First, I fastened my thread using the method above, making the running stitch go the whole way to the end of the design. Then I made an additional running stitch so that I could start my backstitch about ⅛ inch from the end.
From there, I inserted my needle through the right side of my fabric and brought it back out about ⅛ inch beyond the thread. Then, pulled my thread until it was completely through the fabric.
Progress gets a little tricky when moving from letter to letter and word to word. But, when you finish sewing the last letter in a word, bring your needle back up through the fabric ⅛ inch along the line of the next word. In this way, you will still be “filling the gap” as you start the next word.
The Back of Your Simple Embroidery Design
You could could get your needle stuck in knots and hanging threads on the back side that would pull on your lovely stitches on the right side. To prevent tangling from happening, make sure you pull your thread all the way through as you sew.
Additionally, ending your thread neatly is really important. On the wrong side, push your needle through a stitch and pull the thread all the way through. Repeat that for a total of two times. Cut the thread about ⅛ inch from the fabric.
Another way to keep your embroidery neat is to avoid carrying a thread to another part of your design. Start a new length of thread, the extra work pays off because the right side of your sewing will look better.
Embroidering the Teapot
Outlining the teapot is quite a bit easier since it is just one continuous line. I started my stitching with the knot on the right side, running stitch, and then cutting off the knot.
In this above photo, I am starting a new length of thread on my teapot.
When all my embroidery stitching was complete, using my water-soluble pen, I remarked the lines that were outlining the words and teapot. These were the first marks I made above in the section about transferring your design.
I removed my project from the embroidery hoop and pressed out the creases with my iron.
Then, I trimmed away extra fabric, but left the blue line plus about ¾ inch more than that on the edges.
Finally, I folded along the blue lines, which became the edges of my embroidered sign.
I pressed the edges very flat with my iron, making sure all the edges were evenly sized.
Hooray! It is ready to embellish something really special!
I’ve used my Tea Cozy sign for my latest teapot cozy!

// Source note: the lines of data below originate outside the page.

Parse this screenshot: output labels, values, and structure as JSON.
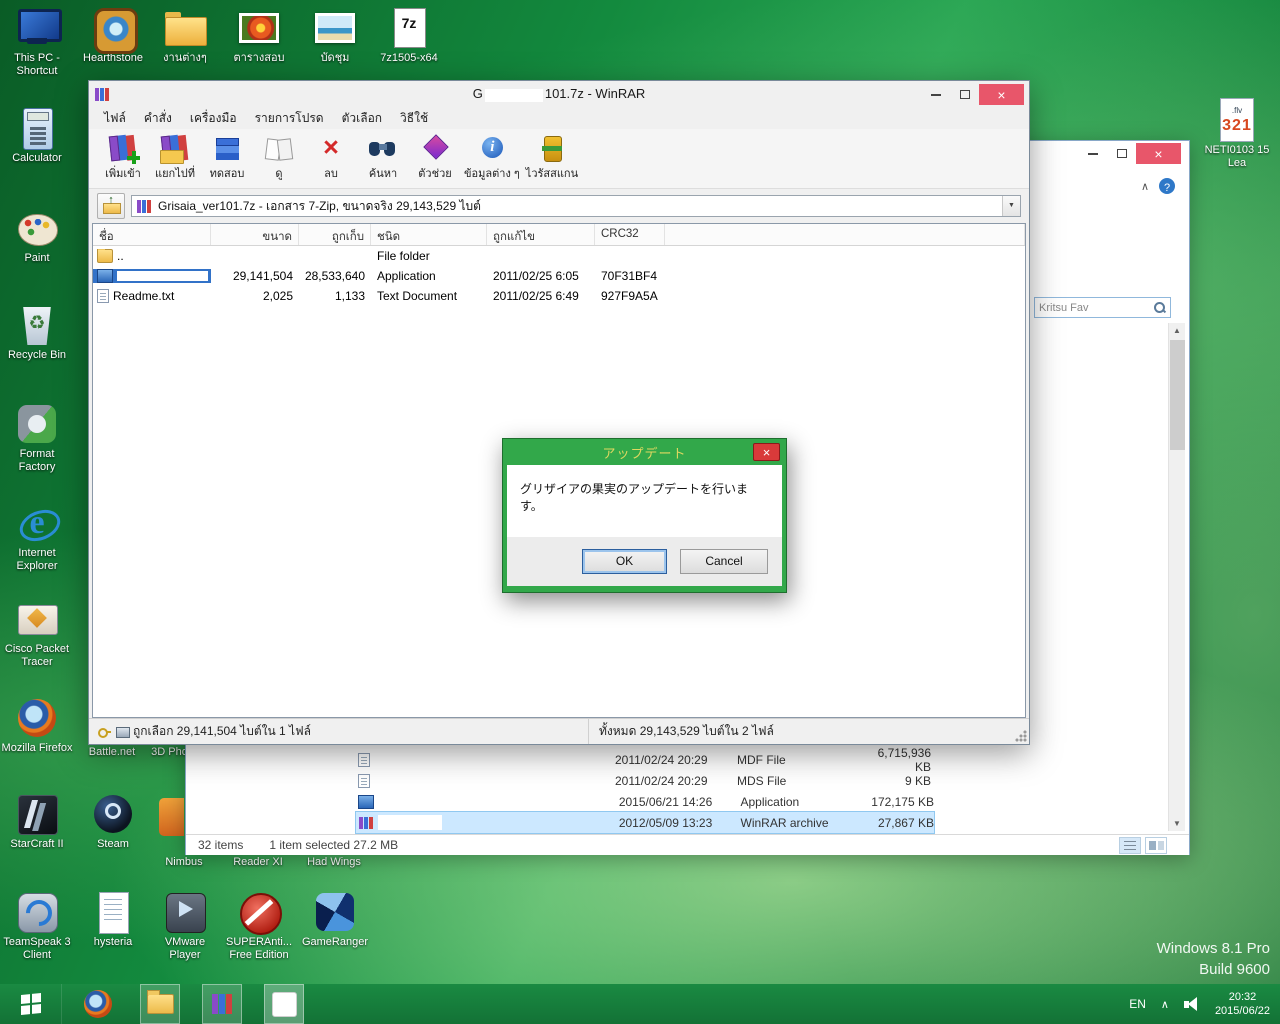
{
  "desktop": {
    "icons": [
      {
        "label": "This PC - Shortcut"
      },
      {
        "label": "Hearthstone"
      },
      {
        "label": "งานต่างๆ"
      },
      {
        "label": "ตารางสอบ"
      },
      {
        "label": "บัดชุม"
      },
      {
        "label": "7z1505-x64"
      },
      {
        "label": "Calculator"
      },
      {
        "label": "Paint"
      },
      {
        "label": "Recycle Bin"
      },
      {
        "label": "Format Factory"
      },
      {
        "label": "Internet Explorer"
      },
      {
        "label": "Cisco Packet Tracer"
      },
      {
        "label": "Mozilla Firefox"
      },
      {
        "label": "StarCraft II"
      },
      {
        "label": "TeamSpeak 3 Client"
      },
      {
        "label": "Steam"
      },
      {
        "label": "hysteria"
      },
      {
        "label": "VMware Player"
      },
      {
        "label": "SUPERAnti... Free Edition"
      },
      {
        "label": "GameRanger"
      },
      {
        "label": "NETI0103 15 Lea"
      }
    ],
    "flv_ext": ".flv",
    "flv_badge": "321",
    "partial_labels": [
      "Battle.net",
      "3D Phot",
      "Nimbus",
      "Reader XI",
      "Had Wings"
    ],
    "watermark_line1": "Windows 8.1 Pro",
    "watermark_line2": "Build 9600"
  },
  "winrar": {
    "title_prefix": "G",
    "title_suffix": "101.7z - WinRAR",
    "menu": [
      "ไฟล์",
      "คำสั่ง",
      "เครื่องมือ",
      "รายการโปรด",
      "ตัวเลือก",
      "วิธีใช้"
    ],
    "toolbar": [
      {
        "label": "เพิ่มเข้า"
      },
      {
        "label": "แยกไปที่"
      },
      {
        "label": "ทดสอบ"
      },
      {
        "label": "ดู"
      },
      {
        "label": "ลบ"
      },
      {
        "label": "ค้นหา"
      },
      {
        "label": "ตัวช่วย"
      },
      {
        "label": "ข้อมูลต่าง ๆ"
      },
      {
        "label": "ไวรัสสแกน"
      }
    ],
    "address": "Grisaia_ver101.7z - เอกสาร 7-Zip, ขนาดจริง 29,143,529 ไบต์",
    "columns": [
      "ชื่อ",
      "ขนาด",
      "ถูกเก็บ",
      "ชนิด",
      "ถูกแก้ไข",
      "CRC32"
    ],
    "rows": [
      {
        "name": "..",
        "size": "",
        "packed": "",
        "type": "File folder",
        "modified": "",
        "crc": "",
        "censored": false,
        "selected": false
      },
      {
        "name": "",
        "size": "29,141,504",
        "packed": "28,533,640",
        "type": "Application",
        "modified": "2011/02/25 6:05",
        "crc": "70F31BF4",
        "censored": true,
        "selected": true
      },
      {
        "name": "Readme.txt",
        "size": "2,025",
        "packed": "1,133",
        "type": "Text Document",
        "modified": "2011/02/25 6:49",
        "crc": "927F9A5A",
        "censored": false,
        "selected": false
      }
    ],
    "status_left": "ถูกเลือก 29,141,504 ไบต์ใน 1 ไฟล์",
    "status_right": "ทั้งหมด 29,143,529 ไบต์ใน 2 ไฟล์"
  },
  "update_dialog": {
    "title": "アップデート",
    "message": "グリザイアの果実のアップデートを行います。",
    "ok": "OK",
    "cancel": "Cancel"
  },
  "explorer": {
    "search_text": "Kritsu Fav",
    "rows": [
      {
        "date": "2011/02/24 20:29",
        "type": "MDF File",
        "size": "6,715,936 KB",
        "censored": true,
        "selected": false
      },
      {
        "date": "2011/02/24 20:29",
        "type": "MDS File",
        "size": "9 KB",
        "censored": true,
        "selected": false
      },
      {
        "date": "2015/06/21 14:26",
        "type": "Application",
        "size": "172,175 KB",
        "censored": true,
        "selected": false
      },
      {
        "date": "2012/05/09 13:23",
        "type": "WinRAR archive",
        "size": "27,867 KB",
        "censored": true,
        "selected": true
      }
    ],
    "status_items": "32 items",
    "status_selected": "1 item selected 27.2 MB"
  },
  "taskbar": {
    "tray_language": "EN",
    "time": "20:32",
    "date": "2015/06/22"
  }
}
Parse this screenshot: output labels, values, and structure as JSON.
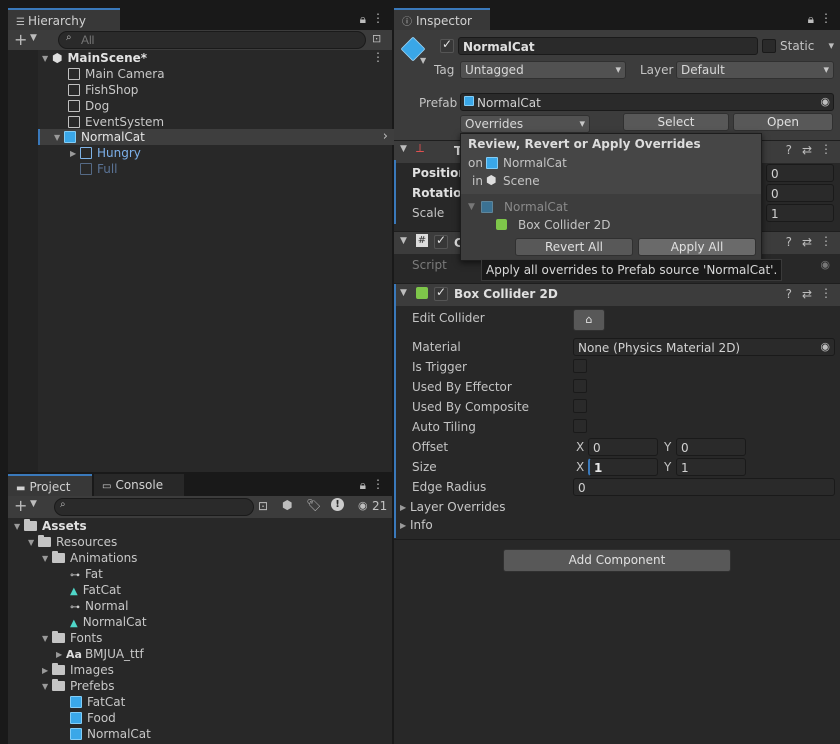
{
  "hierarchy": {
    "tab_label": "Hierarchy",
    "search_placeholder": "All",
    "scene_name": "MainScene*",
    "items": [
      {
        "label": "Main Camera"
      },
      {
        "label": "FishShop"
      },
      {
        "label": "Dog"
      },
      {
        "label": "EventSystem"
      },
      {
        "label": "NormalCat"
      },
      {
        "label": "Hungry"
      },
      {
        "label": "Full"
      }
    ]
  },
  "project": {
    "tabs": [
      "Project",
      "Console"
    ],
    "hidden_count": "21",
    "tree": [
      {
        "label": "Assets"
      },
      {
        "label": "Resources"
      },
      {
        "label": "Animations"
      },
      {
        "label": "Fat"
      },
      {
        "label": "FatCat"
      },
      {
        "label": "Normal"
      },
      {
        "label": "NormalCat"
      },
      {
        "label": "Fonts"
      },
      {
        "label": "BMJUA_ttf"
      },
      {
        "label": "Images"
      },
      {
        "label": "Prefebs"
      },
      {
        "label": "FatCat"
      },
      {
        "label": "Food"
      },
      {
        "label": "NormalCat"
      }
    ]
  },
  "inspector": {
    "tab_label": "Inspector",
    "object_name": "NormalCat",
    "static_label": "Static",
    "tag_label": "Tag",
    "tag_value": "Untagged",
    "layer_label": "Layer",
    "layer_value": "Default",
    "prefab_label": "Prefab",
    "prefab_value": "NormalCat",
    "overrides_label": "Overrides",
    "select_label": "Select",
    "open_label": "Open",
    "transform": {
      "title": "T",
      "position_label": "Position",
      "rotation_label": "Rotation",
      "scale_label": "Scale",
      "position_z": "0",
      "rotation_z": "0",
      "scale_z": "1"
    },
    "script_component": {
      "title": "C",
      "script_label": "Script"
    },
    "box_collider": {
      "title": "Box Collider 2D",
      "edit_collider_label": "Edit Collider",
      "material_label": "Material",
      "material_value": "None (Physics Material 2D)",
      "is_trigger_label": "Is Trigger",
      "used_by_effector_label": "Used By Effector",
      "used_by_composite_label": "Used By Composite",
      "auto_tiling_label": "Auto Tiling",
      "offset_label": "Offset",
      "offset_x": "0",
      "offset_y": "0",
      "size_label": "Size",
      "size_x": "1",
      "size_y": "1",
      "x_label": "X",
      "y_label": "Y",
      "edge_radius_label": "Edge Radius",
      "edge_radius_value": "0",
      "layer_overrides_label": "Layer Overrides",
      "info_label": "Info"
    },
    "add_component_label": "Add Component"
  },
  "overrides_popup": {
    "title": "Review, Revert or Apply Overrides",
    "on_label": "on",
    "on_value": "NormalCat",
    "in_label": "in",
    "in_value": "Scene",
    "tree_root": "NormalCat",
    "tree_child": "Box Collider 2D",
    "revert_all_label": "Revert All",
    "apply_all_label": "Apply All"
  },
  "tooltip": {
    "text": "Apply all overrides to Prefab source 'NormalCat'."
  },
  "colors": {
    "accent": "#3a79bb",
    "prefab_blue": "#3aa7e8",
    "selected_row": "#3e3e3e"
  }
}
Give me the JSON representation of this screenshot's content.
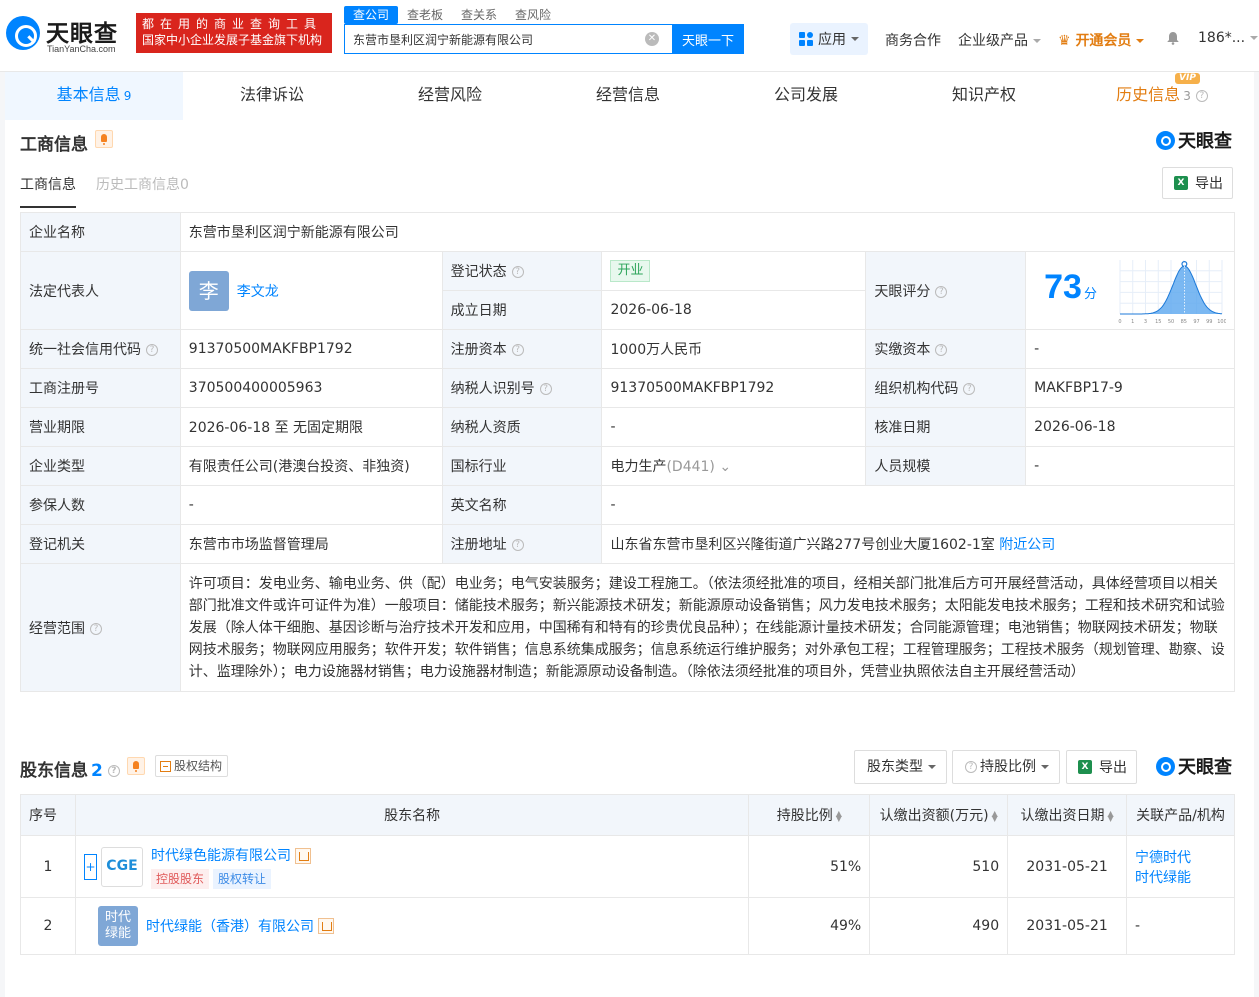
{
  "header": {
    "logo_name": "天眼查",
    "logo_sub": "TianYanCha.com",
    "slogan_line1": "都在用的商业查询工具",
    "slogan_line2": "国家中小企业发展子基金旗下机构",
    "search_tabs": [
      "查公司",
      "查老板",
      "查关系",
      "查风险"
    ],
    "search_value": "东营市垦利区润宁新能源有限公司",
    "search_button": "天眼一下",
    "apps_label": "应用",
    "business_label": "商务合作",
    "enterprise_label": "企业级产品",
    "vip_label": "开通会员",
    "user_label": "186*..."
  },
  "main_nav": [
    {
      "label": "基本信息",
      "count": "9"
    },
    {
      "label": "法律诉讼",
      "count": ""
    },
    {
      "label": "经营风险",
      "count": ""
    },
    {
      "label": "经营信息",
      "count": ""
    },
    {
      "label": "公司发展",
      "count": ""
    },
    {
      "label": "知识产权",
      "count": ""
    },
    {
      "label": "历史信息",
      "count": "3"
    }
  ],
  "vip_badge": "VIP",
  "business_info": {
    "title": "工商信息",
    "brand": "天眼查",
    "subtabs": [
      "工商信息",
      "历史工商信息0"
    ],
    "export_label": "导出",
    "rows": {
      "company_name_k": "企业名称",
      "company_name_v": "东营市垦利区润宁新能源有限公司",
      "legal_rep_k": "法定代表人",
      "legal_rep_avatar": "李",
      "legal_rep_v": "李文龙",
      "reg_status_k": "登记状态",
      "reg_status_v": "开业",
      "found_date_k": "成立日期",
      "found_date_v": "2026-06-18",
      "score_k": "天眼评分",
      "score_v": "73",
      "score_unit": "分",
      "credit_code_k": "统一社会信用代码",
      "credit_code_v": "91370500MAKFBP1792",
      "reg_capital_k": "注册资本",
      "reg_capital_v": "1000万人民币",
      "paid_capital_k": "实缴资本",
      "paid_capital_v": "-",
      "reg_no_k": "工商注册号",
      "reg_no_v": "370500400005963",
      "taxpayer_id_k": "纳税人识别号",
      "taxpayer_id_v": "91370500MAKFBP1792",
      "org_code_k": "组织机构代码",
      "org_code_v": "MAKFBP17-9",
      "term_k": "营业期限",
      "term_v": "2026-06-18 至 无固定期限",
      "taxpayer_qual_k": "纳税人资质",
      "taxpayer_qual_v": "-",
      "approve_date_k": "核准日期",
      "approve_date_v": "2026-06-18",
      "type_k": "企业类型",
      "type_v": "有限责任公司(港澳台投资、非独资)",
      "industry_k": "国标行业",
      "industry_v": "电力生产",
      "industry_code": "(D441)",
      "staff_k": "人员规模",
      "staff_v": "-",
      "insured_k": "参保人数",
      "insured_v": "-",
      "en_name_k": "英文名称",
      "en_name_v": "-",
      "authority_k": "登记机关",
      "authority_v": "东营市市场监督管理局",
      "address_k": "注册地址",
      "address_v": "山东省东营市垦利区兴隆街道广兴路277号创业大厦1602-1室",
      "nearby_link": "附近公司",
      "scope_k": "经营范围",
      "scope_v": "许可项目：发电业务、输电业务、供（配）电业务；电气安装服务；建设工程施工。（依法须经批准的项目，经相关部门批准后方可开展经营活动，具体经营项目以相关部门批准文件或许可证件为准）一般项目：储能技术服务；新兴能源技术研发；新能源原动设备销售；风力发电技术服务；太阳能发电技术服务；工程和技术研究和试验发展（除人体干细胞、基因诊断与治疗技术开发和应用，中国稀有和特有的珍贵优良品种）；在线能源计量技术研发；合同能源管理；电池销售；物联网技术研发；物联网技术服务；物联网应用服务；软件开发；软件销售；信息系统集成服务；信息系统运行维护服务；对外承包工程；工程管理服务；工程技术服务（规划管理、勘察、设计、监理除外）；电力设施器材销售；电力设施器材制造；新能源原动设备制造。（除依法须经批准的项目外，凭营业执照依法自主开展经营活动）"
    }
  },
  "shareholders": {
    "title": "股东信息",
    "count": "2",
    "equity_label": "股权结构",
    "filter_type": "股东类型",
    "filter_ratio": "持股比例",
    "export_label": "导出",
    "brand": "天眼查",
    "columns": [
      "序号",
      "股东名称",
      "持股比例",
      "认缴出资额(万元)",
      "认缴出资日期",
      "关联产品/机构"
    ],
    "rows": [
      {
        "no": "1",
        "logo": "CGE",
        "name": "时代绿色能源有限公司",
        "tag1": "控股股东",
        "tag2": "股权转让",
        "ratio": "51%",
        "amount": "510",
        "date": "2031-05-21",
        "related_1": "宁德时代",
        "related_2": "时代绿能"
      },
      {
        "no": "2",
        "logo_1": "时代",
        "logo_2": "绿能",
        "name": "时代绿能（香港）有限公司",
        "ratio": "49%",
        "amount": "490",
        "date": "2031-05-21",
        "related": "-"
      }
    ]
  },
  "chart_data": {
    "type": "area",
    "x_ticks": [
      "0",
      "1",
      "3",
      "15",
      "50",
      "85",
      "97",
      "99",
      "100"
    ],
    "marker_value": 73,
    "title": "",
    "xlabel": "",
    "ylabel": ""
  },
  "colors": {
    "accent": "#0084ff",
    "vip": "#e27d12",
    "slogan_bg": "#d9251d"
  }
}
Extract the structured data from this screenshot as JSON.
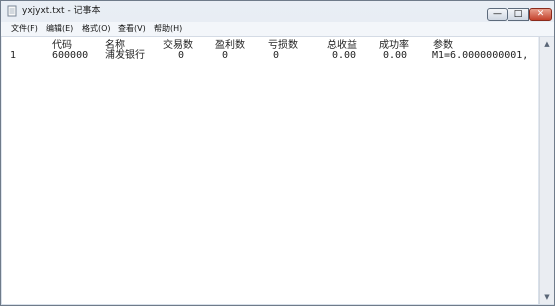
{
  "window": {
    "title": "yxjyxt.txt - 记事本"
  },
  "controls": {
    "minimize": "—",
    "maximize": "□",
    "close": "✕"
  },
  "menu": [
    "文件(F)",
    "编辑(E)",
    "格式(O)",
    "查看(V)",
    "帮助(H)"
  ],
  "editor": {
    "headers": [
      "代码",
      "名称",
      "交易数",
      "盈利数",
      "亏损数",
      "总收益",
      "成功率",
      "参数"
    ],
    "row": [
      "1",
      "600000",
      "浦发银行",
      "0",
      "0",
      "0",
      "0.00",
      "0.00",
      "M1=6.0000000001,"
    ]
  },
  "icons": {
    "app": "notepad-icon",
    "up": "scroll-up-icon",
    "down": "scroll-down-icon"
  },
  "colors": {
    "close": "#c3412b",
    "frame": "#dbe3ed"
  }
}
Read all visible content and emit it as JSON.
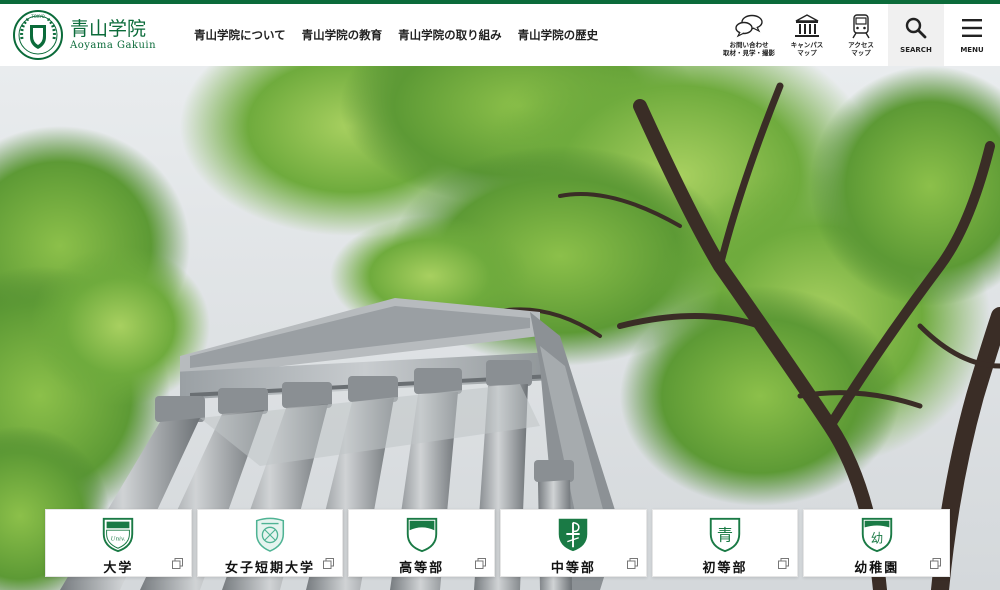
{
  "header": {
    "logo": {
      "jp": "青山学院",
      "en": "Aoyama Gakuin",
      "seal_text": "TOKYO"
    },
    "nav": [
      {
        "label": "青山学院について"
      },
      {
        "label": "青山学院の教育"
      },
      {
        "label": "青山学院の取り組み"
      },
      {
        "label": "青山学院の歴史"
      }
    ],
    "tools": {
      "contact": {
        "line1": "お問い合わせ",
        "line2": "取材・見学・撮影",
        "icon": "speech-bubbles-icon"
      },
      "campus": {
        "line1": "キャンパス",
        "line2": "マップ",
        "icon": "building-icon"
      },
      "access": {
        "line1": "アクセス",
        "line2": "マップ",
        "icon": "train-icon"
      },
      "search": {
        "label": "SEARCH",
        "icon": "search-icon"
      },
      "menu": {
        "label": "MENU",
        "icon": "hamburger-icon"
      }
    }
  },
  "schools": [
    {
      "name": "大学",
      "crest_text": "Univ."
    },
    {
      "name": "女子短期大学",
      "crest_text": ""
    },
    {
      "name": "高等部",
      "crest_text": ""
    },
    {
      "name": "中等部",
      "crest_text": ""
    },
    {
      "name": "初等部",
      "crest_text": "青"
    },
    {
      "name": "幼稚園",
      "crest_text": "幼"
    }
  ],
  "colors": {
    "brand_green": "#0b6b3a",
    "crest_green": "#1a7a45"
  }
}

Have fun making this embroidery design. I hope you find it relaxing and rewarding. Please let me know in the comments if you make this embroidered sign and how you like it!
Thanks for reading,